[[ Dataset records, beginning ]]

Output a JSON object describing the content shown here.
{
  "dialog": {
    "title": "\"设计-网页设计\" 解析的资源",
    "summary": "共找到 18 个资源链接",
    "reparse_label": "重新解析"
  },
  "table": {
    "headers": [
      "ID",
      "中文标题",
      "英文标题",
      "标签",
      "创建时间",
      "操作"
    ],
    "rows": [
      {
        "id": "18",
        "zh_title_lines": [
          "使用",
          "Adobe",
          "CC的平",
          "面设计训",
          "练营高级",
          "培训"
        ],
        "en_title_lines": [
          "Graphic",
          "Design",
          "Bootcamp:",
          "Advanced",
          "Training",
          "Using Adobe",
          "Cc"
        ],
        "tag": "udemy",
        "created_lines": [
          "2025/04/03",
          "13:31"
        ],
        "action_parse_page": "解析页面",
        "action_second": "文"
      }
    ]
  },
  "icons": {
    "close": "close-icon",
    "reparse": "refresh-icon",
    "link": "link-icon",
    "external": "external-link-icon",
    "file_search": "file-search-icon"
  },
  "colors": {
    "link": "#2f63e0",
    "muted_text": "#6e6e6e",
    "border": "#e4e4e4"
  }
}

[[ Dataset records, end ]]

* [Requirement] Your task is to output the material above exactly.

* [Solution for this exercise]
Output a JSON object describing the content shown here.
{
  "dialog": {
    "title": "\"设计-网页设计\" 解析的资源",
    "summary": "共找到 18 个资源链接",
    "reparse_label": "重新解析"
  },
  "table": {
    "headers": [
      "ID",
      "中文标题",
      "英文标题",
      "标签",
      "创建时间",
      "操作"
    ],
    "rows": [
      {
        "id": "18",
        "zh_title_lines": [
          "使用",
          "Adobe",
          "CC的平",
          "面设计训",
          "练营高级",
          "培训"
        ],
        "en_title_lines": [
          "Graphic",
          "Design",
          "Bootcamp:",
          "Advanced",
          "Training",
          "Using Adobe",
          "Cc"
        ],
        "tag": "udemy",
        "created_lines": [
          "2025/04/03",
          "13:31"
        ],
        "action_parse_page": "解析页面",
        "action_second": "文"
      }
    ]
  },
  "icons": {
    "close": "close-icon",
    "reparse": "refresh-icon",
    "link": "link-icon",
    "external": "external-link-icon",
    "file_search": "file-search-icon"
  },
  "colors": {
    "link": "#2f63e0",
    "muted_text": "#6e6e6e",
    "border": "#e4e4e4"
  }
}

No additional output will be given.